- **Provided material**
:::::
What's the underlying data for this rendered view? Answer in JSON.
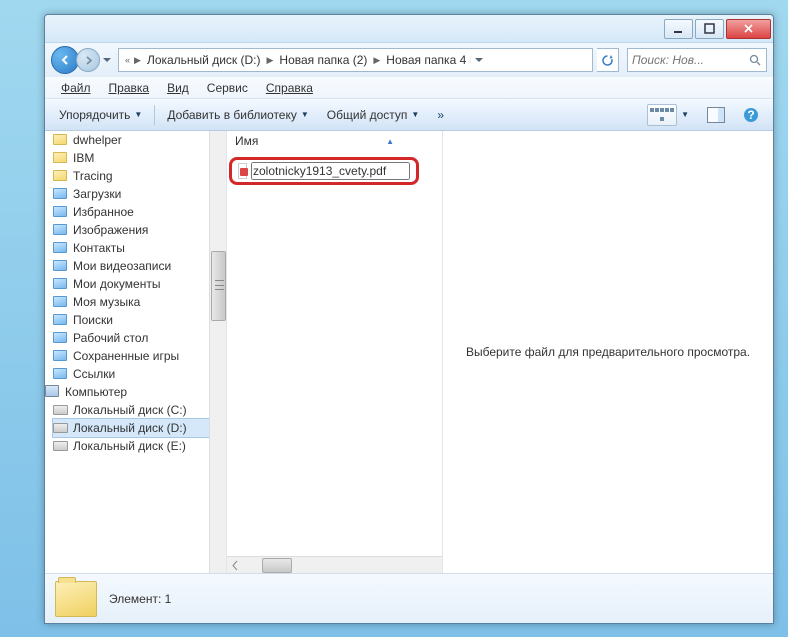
{
  "path": {
    "prefix": "«",
    "crumbs": [
      "Локальный диск (D:)",
      "Новая папка (2)",
      "Новая папка 4"
    ]
  },
  "search": {
    "placeholder": "Поиск: Нов..."
  },
  "menu": {
    "file": "Файл",
    "edit": "Правка",
    "view": "Вид",
    "tools": "Сервис",
    "help": "Справка"
  },
  "toolbar": {
    "organize": "Упорядочить",
    "library": "Добавить в библиотеку",
    "share": "Общий доступ",
    "more": "»"
  },
  "tree": [
    {
      "label": "dwhelper",
      "type": "folder"
    },
    {
      "label": "IBM",
      "type": "folder"
    },
    {
      "label": "Tracing",
      "type": "folder"
    },
    {
      "label": "Загрузки",
      "type": "folder-sp"
    },
    {
      "label": "Избранное",
      "type": "folder-sp"
    },
    {
      "label": "Изображения",
      "type": "folder-sp"
    },
    {
      "label": "Контакты",
      "type": "folder-sp"
    },
    {
      "label": "Мои видеозаписи",
      "type": "folder-sp"
    },
    {
      "label": "Мои документы",
      "type": "folder-sp"
    },
    {
      "label": "Моя музыка",
      "type": "folder-sp"
    },
    {
      "label": "Поиски",
      "type": "folder-sp"
    },
    {
      "label": "Рабочий стол",
      "type": "folder-sp"
    },
    {
      "label": "Сохраненные игры",
      "type": "folder-sp"
    },
    {
      "label": "Ссылки",
      "type": "folder-sp"
    },
    {
      "label": "Компьютер",
      "type": "computer",
      "indent": -1
    },
    {
      "label": "Локальный диск (C:)",
      "type": "drive"
    },
    {
      "label": "Локальный диск (D:)",
      "type": "drive",
      "sel": true
    },
    {
      "label": "Локальный диск (E:)",
      "type": "drive"
    }
  ],
  "columns": {
    "name": "Имя"
  },
  "file": {
    "name": "zolotnicky1913_cvety.pdf"
  },
  "preview": {
    "hint": "Выберите файл для предварительного просмотра."
  },
  "status": {
    "count": "Элемент: 1"
  }
}
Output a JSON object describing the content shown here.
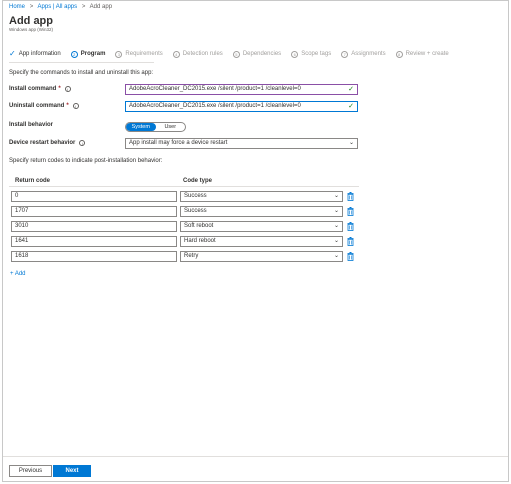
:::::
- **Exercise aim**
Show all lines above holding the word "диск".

- **Task answer**
      "Локальный диск (D:)",
      "label": "Локальный диск (C:)",
      "label": "Локальный диск (D:)",
      "label": "Локальный диск (E:)",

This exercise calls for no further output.